**Given data**
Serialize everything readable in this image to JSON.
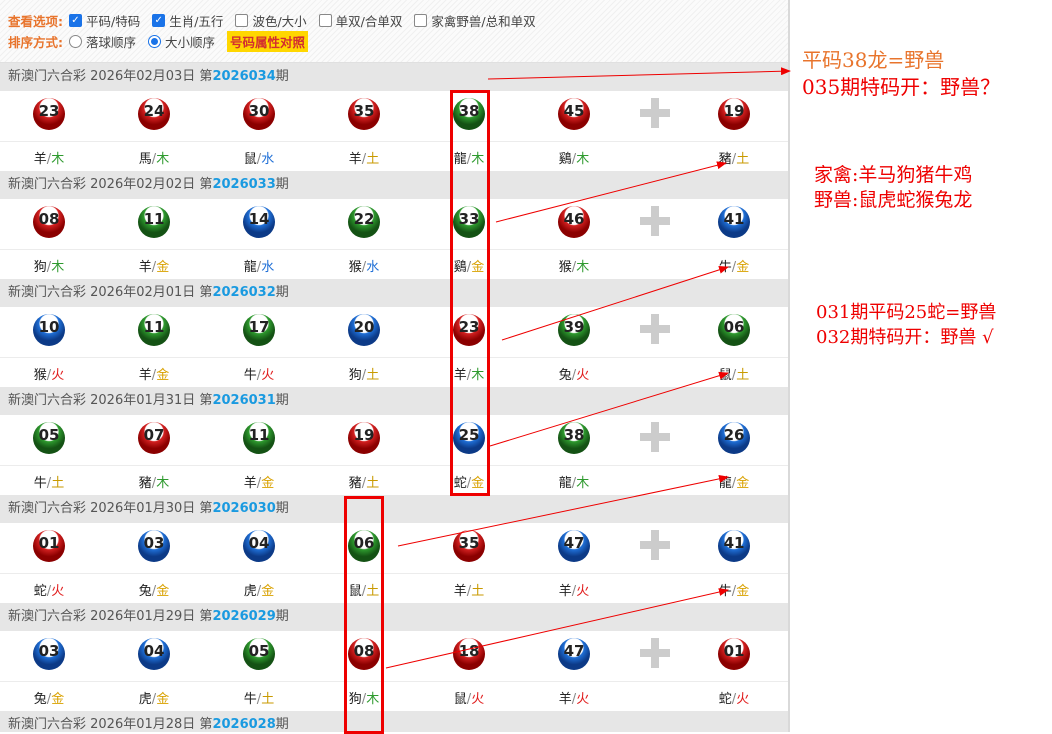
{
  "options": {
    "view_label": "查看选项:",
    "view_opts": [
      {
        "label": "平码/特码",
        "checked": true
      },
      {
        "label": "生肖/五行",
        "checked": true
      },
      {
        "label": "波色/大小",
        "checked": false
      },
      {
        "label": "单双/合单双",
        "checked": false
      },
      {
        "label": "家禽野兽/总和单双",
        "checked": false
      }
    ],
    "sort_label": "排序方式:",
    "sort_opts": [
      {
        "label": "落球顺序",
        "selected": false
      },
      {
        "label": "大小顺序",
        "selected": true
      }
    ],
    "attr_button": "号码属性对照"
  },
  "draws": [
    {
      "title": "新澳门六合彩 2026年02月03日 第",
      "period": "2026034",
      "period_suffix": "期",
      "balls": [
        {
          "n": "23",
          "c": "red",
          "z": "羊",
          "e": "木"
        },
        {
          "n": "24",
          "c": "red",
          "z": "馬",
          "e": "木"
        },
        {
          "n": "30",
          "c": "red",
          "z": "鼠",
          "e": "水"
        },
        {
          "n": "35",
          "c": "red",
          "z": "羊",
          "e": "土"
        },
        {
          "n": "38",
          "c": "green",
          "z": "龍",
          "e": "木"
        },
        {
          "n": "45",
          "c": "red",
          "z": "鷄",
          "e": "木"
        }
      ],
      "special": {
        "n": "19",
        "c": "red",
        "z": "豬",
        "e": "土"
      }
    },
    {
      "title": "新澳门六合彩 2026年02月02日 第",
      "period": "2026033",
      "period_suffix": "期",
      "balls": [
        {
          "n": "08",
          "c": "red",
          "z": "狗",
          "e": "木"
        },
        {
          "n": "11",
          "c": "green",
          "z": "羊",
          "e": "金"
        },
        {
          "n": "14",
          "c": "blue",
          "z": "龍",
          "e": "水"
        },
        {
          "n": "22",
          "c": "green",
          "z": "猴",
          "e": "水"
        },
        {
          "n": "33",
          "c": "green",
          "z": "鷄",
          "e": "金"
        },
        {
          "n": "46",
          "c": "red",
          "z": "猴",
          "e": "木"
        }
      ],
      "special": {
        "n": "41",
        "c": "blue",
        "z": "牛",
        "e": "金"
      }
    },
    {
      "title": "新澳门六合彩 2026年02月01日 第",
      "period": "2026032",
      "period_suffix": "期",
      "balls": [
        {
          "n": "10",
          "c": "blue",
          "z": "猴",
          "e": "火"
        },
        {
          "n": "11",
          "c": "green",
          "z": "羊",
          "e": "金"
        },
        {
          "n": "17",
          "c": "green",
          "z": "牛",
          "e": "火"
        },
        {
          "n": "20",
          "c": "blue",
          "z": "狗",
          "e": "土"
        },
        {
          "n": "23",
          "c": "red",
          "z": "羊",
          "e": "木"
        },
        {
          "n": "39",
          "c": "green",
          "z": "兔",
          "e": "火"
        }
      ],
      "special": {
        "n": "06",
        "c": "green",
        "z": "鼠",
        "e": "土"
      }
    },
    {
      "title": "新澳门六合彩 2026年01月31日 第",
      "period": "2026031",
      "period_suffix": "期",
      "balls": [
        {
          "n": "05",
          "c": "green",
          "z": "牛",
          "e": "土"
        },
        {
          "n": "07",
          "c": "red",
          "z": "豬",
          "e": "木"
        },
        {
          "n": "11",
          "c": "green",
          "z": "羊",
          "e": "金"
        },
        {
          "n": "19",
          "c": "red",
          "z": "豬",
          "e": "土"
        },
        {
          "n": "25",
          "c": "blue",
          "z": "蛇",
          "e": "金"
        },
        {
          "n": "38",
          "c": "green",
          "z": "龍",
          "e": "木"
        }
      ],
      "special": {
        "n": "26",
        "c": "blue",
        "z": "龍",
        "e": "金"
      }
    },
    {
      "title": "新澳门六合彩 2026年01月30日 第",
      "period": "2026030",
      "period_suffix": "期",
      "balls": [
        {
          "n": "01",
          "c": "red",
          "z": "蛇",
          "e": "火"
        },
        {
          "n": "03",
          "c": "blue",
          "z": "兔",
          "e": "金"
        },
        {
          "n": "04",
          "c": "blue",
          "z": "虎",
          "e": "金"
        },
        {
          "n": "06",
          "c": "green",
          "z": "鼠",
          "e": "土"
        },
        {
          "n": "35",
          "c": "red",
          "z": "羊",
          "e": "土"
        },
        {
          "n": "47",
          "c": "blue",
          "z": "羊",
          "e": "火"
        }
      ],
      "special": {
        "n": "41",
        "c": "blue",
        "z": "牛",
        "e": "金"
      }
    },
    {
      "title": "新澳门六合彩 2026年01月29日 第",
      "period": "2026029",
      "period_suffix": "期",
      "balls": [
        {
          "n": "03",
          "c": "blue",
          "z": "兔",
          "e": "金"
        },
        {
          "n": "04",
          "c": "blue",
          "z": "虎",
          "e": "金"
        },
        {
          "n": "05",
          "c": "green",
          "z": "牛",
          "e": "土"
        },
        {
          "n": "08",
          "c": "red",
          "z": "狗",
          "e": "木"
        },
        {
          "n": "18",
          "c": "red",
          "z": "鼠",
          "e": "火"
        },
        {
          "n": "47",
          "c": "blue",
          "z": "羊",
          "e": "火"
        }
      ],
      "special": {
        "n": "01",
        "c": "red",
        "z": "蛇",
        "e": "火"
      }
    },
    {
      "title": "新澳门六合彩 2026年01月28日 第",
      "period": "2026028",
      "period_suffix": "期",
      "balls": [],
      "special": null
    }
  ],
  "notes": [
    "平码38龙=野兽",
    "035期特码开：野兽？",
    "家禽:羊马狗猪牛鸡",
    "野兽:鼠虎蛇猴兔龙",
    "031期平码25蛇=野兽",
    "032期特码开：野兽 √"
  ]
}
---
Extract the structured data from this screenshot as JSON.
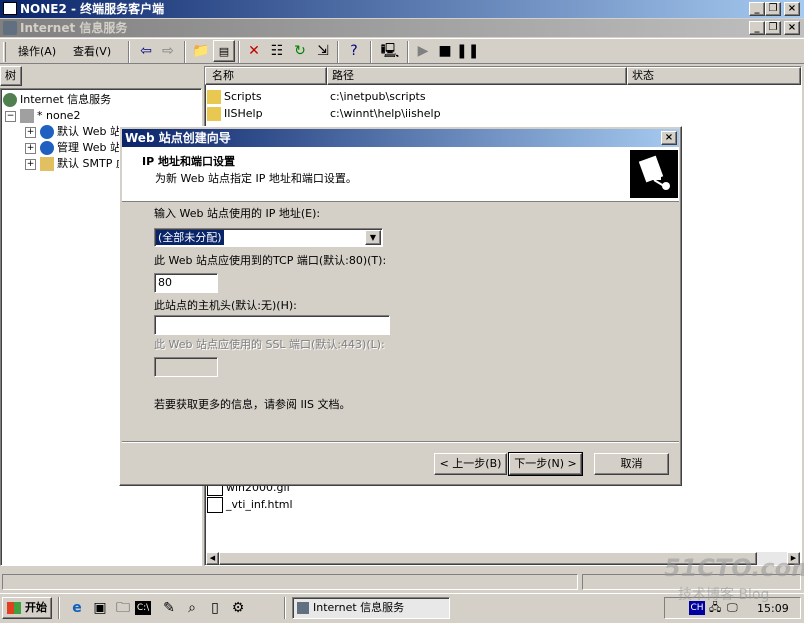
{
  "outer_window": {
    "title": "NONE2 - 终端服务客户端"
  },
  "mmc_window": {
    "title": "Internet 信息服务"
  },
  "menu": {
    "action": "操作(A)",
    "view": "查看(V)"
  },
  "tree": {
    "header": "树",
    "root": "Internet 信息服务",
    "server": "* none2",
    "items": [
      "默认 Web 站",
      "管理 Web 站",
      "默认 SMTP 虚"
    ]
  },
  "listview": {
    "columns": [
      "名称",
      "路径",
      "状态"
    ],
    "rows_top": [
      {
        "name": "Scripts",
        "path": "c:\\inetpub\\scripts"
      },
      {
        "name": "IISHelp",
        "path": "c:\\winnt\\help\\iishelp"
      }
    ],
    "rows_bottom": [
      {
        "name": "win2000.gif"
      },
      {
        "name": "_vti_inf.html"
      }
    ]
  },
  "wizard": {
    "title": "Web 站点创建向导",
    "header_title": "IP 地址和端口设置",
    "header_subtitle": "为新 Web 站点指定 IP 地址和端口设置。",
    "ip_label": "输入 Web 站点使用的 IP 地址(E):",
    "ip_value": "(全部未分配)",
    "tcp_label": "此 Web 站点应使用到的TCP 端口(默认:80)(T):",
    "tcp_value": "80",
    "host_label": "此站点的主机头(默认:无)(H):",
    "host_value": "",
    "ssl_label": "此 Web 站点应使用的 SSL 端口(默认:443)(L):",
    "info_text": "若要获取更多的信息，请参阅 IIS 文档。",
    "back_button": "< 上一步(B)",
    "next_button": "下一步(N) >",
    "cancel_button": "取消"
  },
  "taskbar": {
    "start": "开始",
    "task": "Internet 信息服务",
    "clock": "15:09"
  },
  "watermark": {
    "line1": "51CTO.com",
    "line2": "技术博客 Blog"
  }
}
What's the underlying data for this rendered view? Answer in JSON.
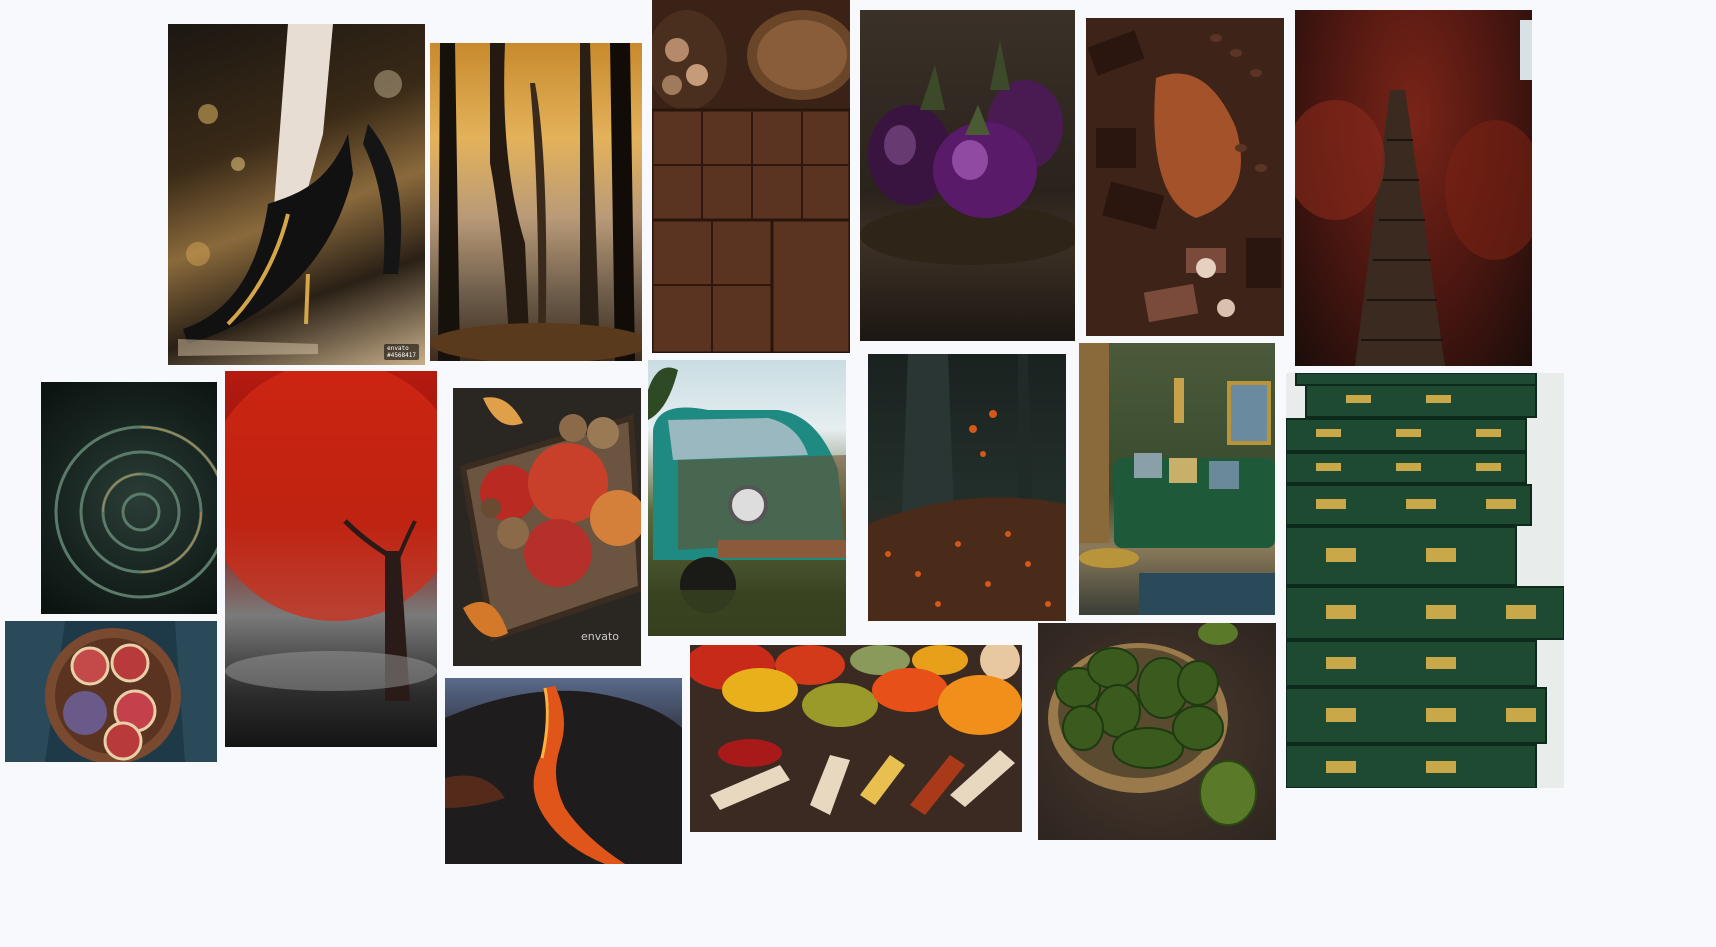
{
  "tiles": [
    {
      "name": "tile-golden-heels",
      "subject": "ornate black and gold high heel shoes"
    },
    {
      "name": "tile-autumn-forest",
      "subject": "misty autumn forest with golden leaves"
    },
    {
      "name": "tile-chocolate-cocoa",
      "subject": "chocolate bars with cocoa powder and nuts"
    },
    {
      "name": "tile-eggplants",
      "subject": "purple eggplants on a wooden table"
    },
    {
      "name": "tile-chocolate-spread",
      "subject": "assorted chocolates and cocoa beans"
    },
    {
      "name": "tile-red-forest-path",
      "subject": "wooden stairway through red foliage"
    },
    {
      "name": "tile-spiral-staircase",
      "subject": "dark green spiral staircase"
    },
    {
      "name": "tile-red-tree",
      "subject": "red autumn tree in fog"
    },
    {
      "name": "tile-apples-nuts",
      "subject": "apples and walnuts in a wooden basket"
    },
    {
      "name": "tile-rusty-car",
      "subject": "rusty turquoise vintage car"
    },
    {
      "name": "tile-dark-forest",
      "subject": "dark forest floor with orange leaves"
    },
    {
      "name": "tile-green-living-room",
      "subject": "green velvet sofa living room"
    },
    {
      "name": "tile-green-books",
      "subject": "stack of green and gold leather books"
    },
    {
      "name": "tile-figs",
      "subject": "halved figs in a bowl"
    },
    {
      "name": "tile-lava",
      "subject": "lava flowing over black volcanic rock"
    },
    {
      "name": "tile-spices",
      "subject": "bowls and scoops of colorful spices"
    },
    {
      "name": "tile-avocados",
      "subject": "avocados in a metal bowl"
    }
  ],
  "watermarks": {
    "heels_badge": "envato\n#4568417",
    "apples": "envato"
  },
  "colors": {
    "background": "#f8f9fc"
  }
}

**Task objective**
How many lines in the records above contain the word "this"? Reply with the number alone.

**Answer space**
3